May 2, 2019: Çayan Demirel and Ertuğrul Mavioğlu appear in front of the Batman 2nd Assize Court expecting to be charged under Article 7/2 of Law no. 3713 on Counter-Terrorism. Before Demirel and Mavioğlu’s attorneys are able to provide their final defense statements, the court affirms that Mavioğlu is currently under investigation by the Ankara Prosecutor’s Office. The court adjourns the case to July 18, 2019 in order to examine if both cases are related.

February 21, 2019: At the third hearing of the trial, the prosecution demands an increased punishment for both filmmakers.

October 23, 2018: The court decides to postpone Çayan Demirel and Ertuğrul Mavioğlu’s trial until February 21, 2019 because defense lawyers did not attend.  

May 29, 2018: Çayan Demirel and Ertuğrul Mavioğlu appear before the Batman 2nd Assize Court for trial. After the directors give short statements, their legal representation presents an expert opinion written by Article 19, a free expression nongovernmental organization. The Court accepts the expert opinion to evidence, and upon request, exempts Demirel and Mavioğlu from attending future hearings. The trial is then adjourned until October 23.

May 28, 2018: PEN America signs an open letter along with 50 other international human rights and arts organizations demanding that the Minister of Culture and Tourism and the Minister of Justice in Turkey drop charges against the filmmakers.

February 8, 2018: Co-director Çayan Demirel was scheduled to give his deposition at the Istanbul Courthouse in Çağlayan but decides against it, given his difficult health condition after a heart attack.

February 5, 2018: Co-director Ertuğrul Mavioğlu arrives to give a deposition only to hear after hours of waiting that the judge did not have the correct indictment.

January 18, 2018: At the first hearing in court, dozens of filmmakers come in solidarity to protest outside the courthouse.
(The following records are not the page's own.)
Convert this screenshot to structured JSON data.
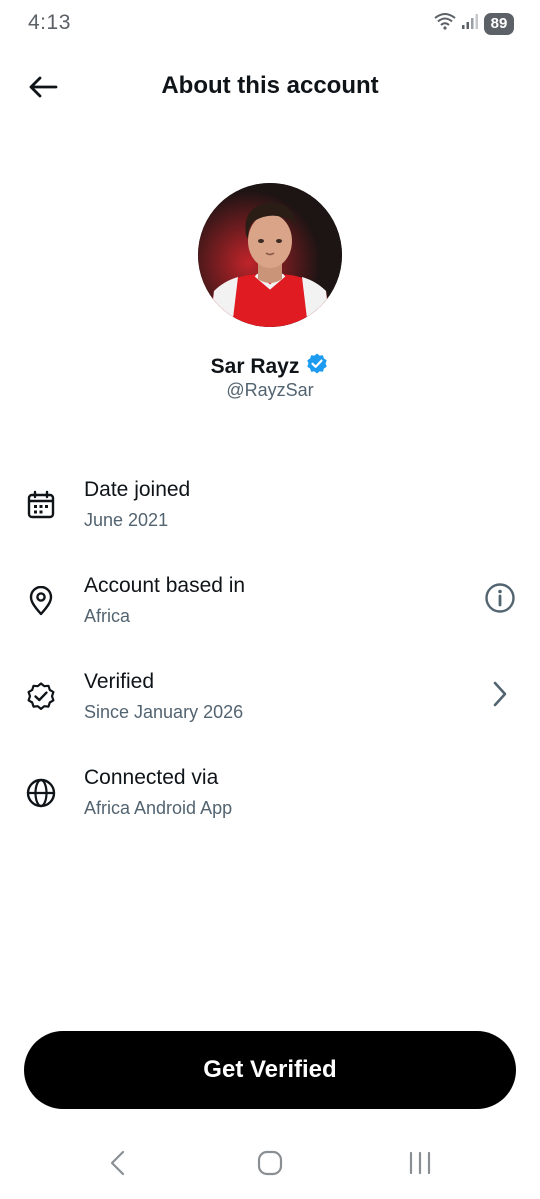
{
  "status_bar": {
    "time": "4:13",
    "battery": "89"
  },
  "header": {
    "title": "About this account"
  },
  "profile": {
    "display_name": "Sar Rayz",
    "handle": "@RayzSar"
  },
  "info_rows": [
    {
      "label": "Date joined",
      "value": "June 2021",
      "icon": "calendar-icon"
    },
    {
      "label": "Account based in",
      "value": "Africa",
      "icon": "location-pin-icon",
      "action_icon": "info-icon"
    },
    {
      "label": "Verified",
      "value": "Since January 2026",
      "icon": "verified-badge-icon",
      "action_icon": "chevron-right-icon"
    },
    {
      "label": "Connected via",
      "value": "Africa Android App",
      "icon": "globe-icon"
    }
  ],
  "cta": {
    "label": "Get Verified"
  },
  "colors": {
    "verified_blue": "#1d9bf0",
    "text_primary": "#0f1419",
    "text_secondary": "#536471",
    "cta_bg": "#000000"
  }
}
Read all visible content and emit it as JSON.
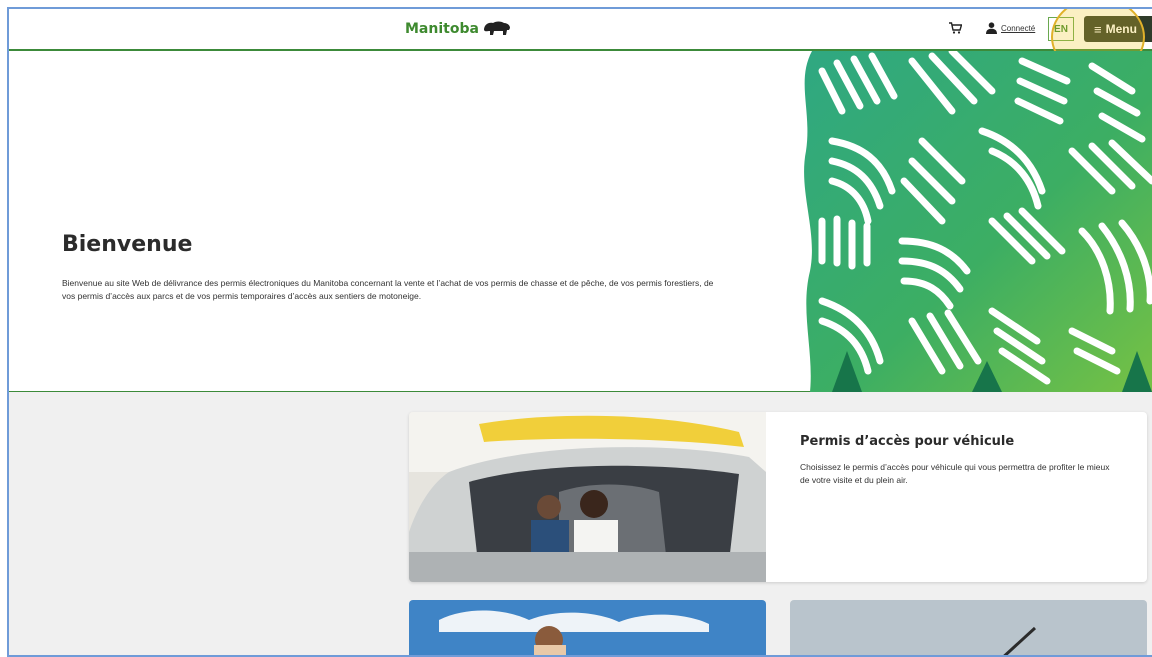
{
  "header": {
    "logo_text": "Manitoba",
    "account_link": "Connecté",
    "lang_button": "EN",
    "menu_button": "Menu",
    "brand_color": "#3e8a2f"
  },
  "hero": {
    "title": "Bienvenue",
    "description": "Bienvenue au site Web de délivrance des permis électroniques du Manitoba concernant la vente et l’achat de vos permis de chasse et de pêche, de vos permis forestiers, de vos permis d’accès aux parcs et de vos permis temporaires d’accès aux sentiers de motoneige."
  },
  "cards": [
    {
      "title": "Permis d’accès pour véhicule",
      "description": "Choisissez le permis d’accès pour véhicule qui vous permettra de profiter le mieux de votre visite et du plein air."
    }
  ],
  "icons": [
    "bison-icon",
    "cart-icon",
    "user-icon",
    "hamburger-icon"
  ]
}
Their signs read: “Keep Films Out Of Court!” Actors, journalists, and HPD Deputy Garo Paylan endorses it: “We are here with our friends Çayan and Ertuğrul today because of this unjust judgment against the Constitution and laws, European Human Rights Court and Constitutional Court decisions.”

December 28, 2017: Co-director Çayan Demirel is called to give a deposition in the case, but the board of judges was on leave. The deposition is postponed.
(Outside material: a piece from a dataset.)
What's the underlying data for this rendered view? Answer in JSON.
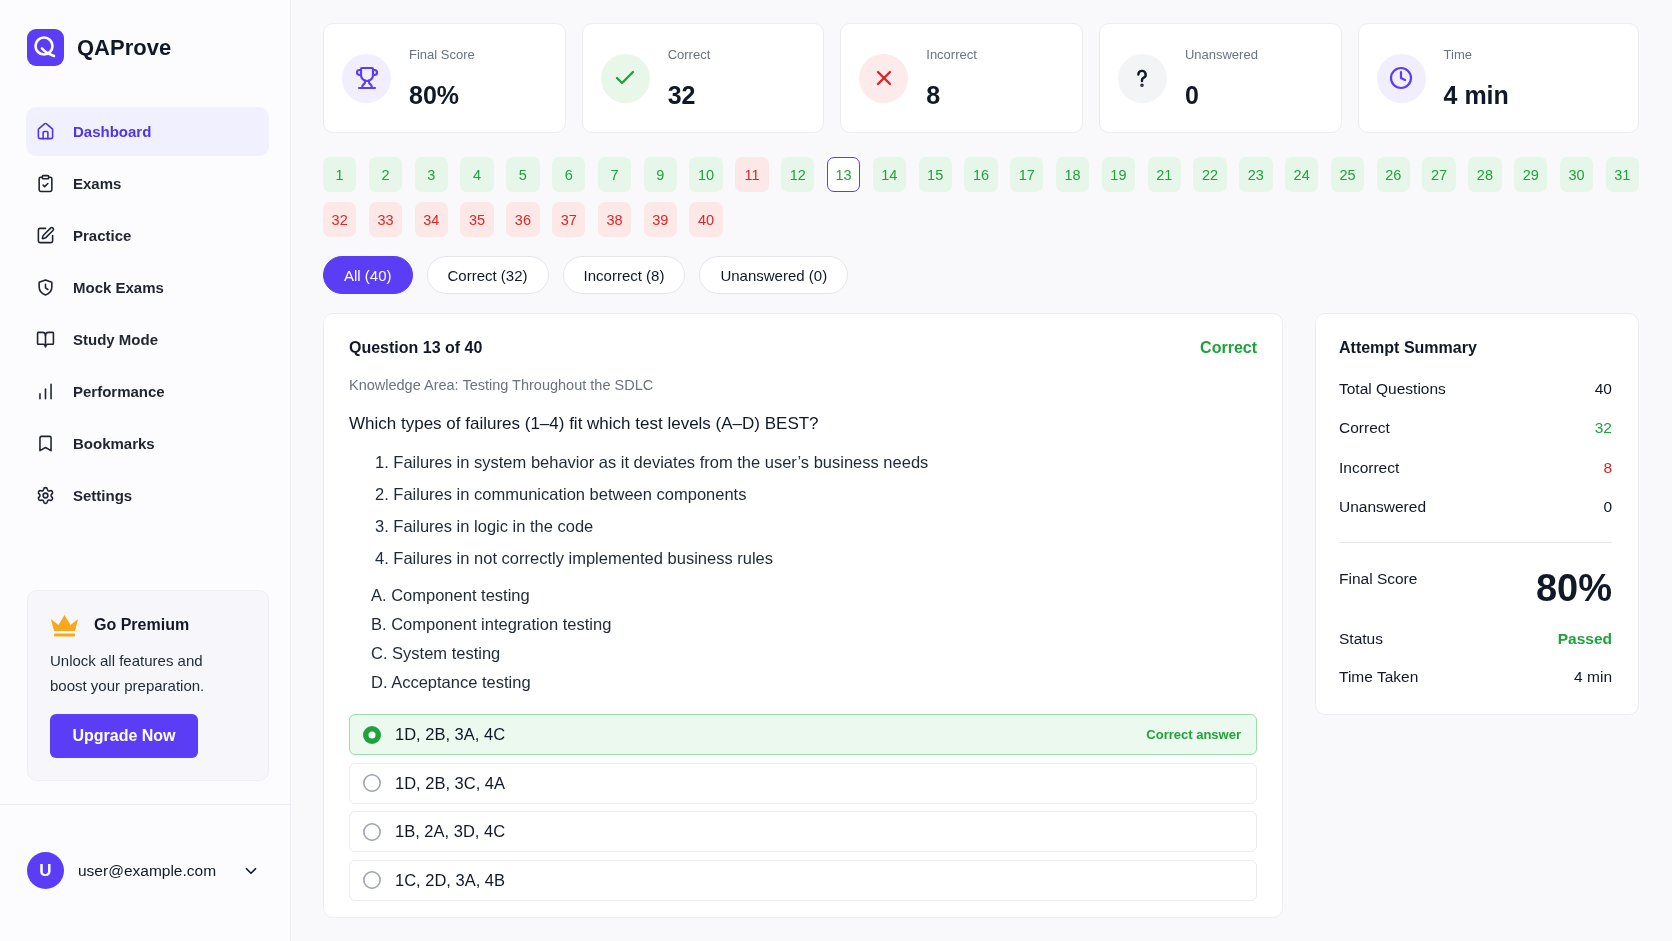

April 2015: Bakur’s Turkey premier at the 34th International Istanbul Film Festival is cancelled, only a few hours before its screening, by the festival committee due to intervention from the Turkish Ministry of Culture. This intervention immediately provokes outrage among filmmakers in Turkey and many withdraw their films from the festival in solidarity with Bakur. Nevertheless, during the following months, while the peace talks were still active, the documentary could reach its audience in many cities throughout Turkey.
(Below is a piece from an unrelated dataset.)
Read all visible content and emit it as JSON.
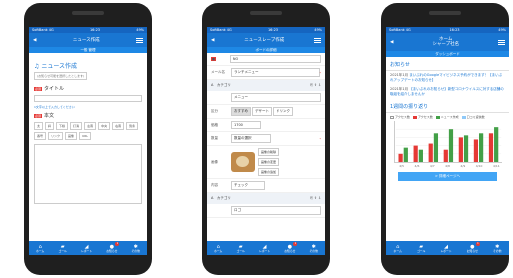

FREE EXPRESSION IN TURKEY

The Turkish government’s sprawling crackdown on its real and suspected opponents is in response to a coup attempt which began in July 2016 and continued throughout 2017. Using emergency powers and vaguely-worded terrorism laws, the authorities had suspended or dismissed more than 110,000 people from public-sector positions and arrested more than 60,000 people by the year’s end. Extensive use of pretrial detention meant that many suspects were held behind bars for long periods without due process. Turkish officials arrested many human rights activists, journalists, writers, and intellectuals on terrorism charges or for insulting state leaders, with more than 3,000 cases opened on the latter charge during Erdoğan’s presidency. For more information on PEN America’s advocacy on Turkey, click here.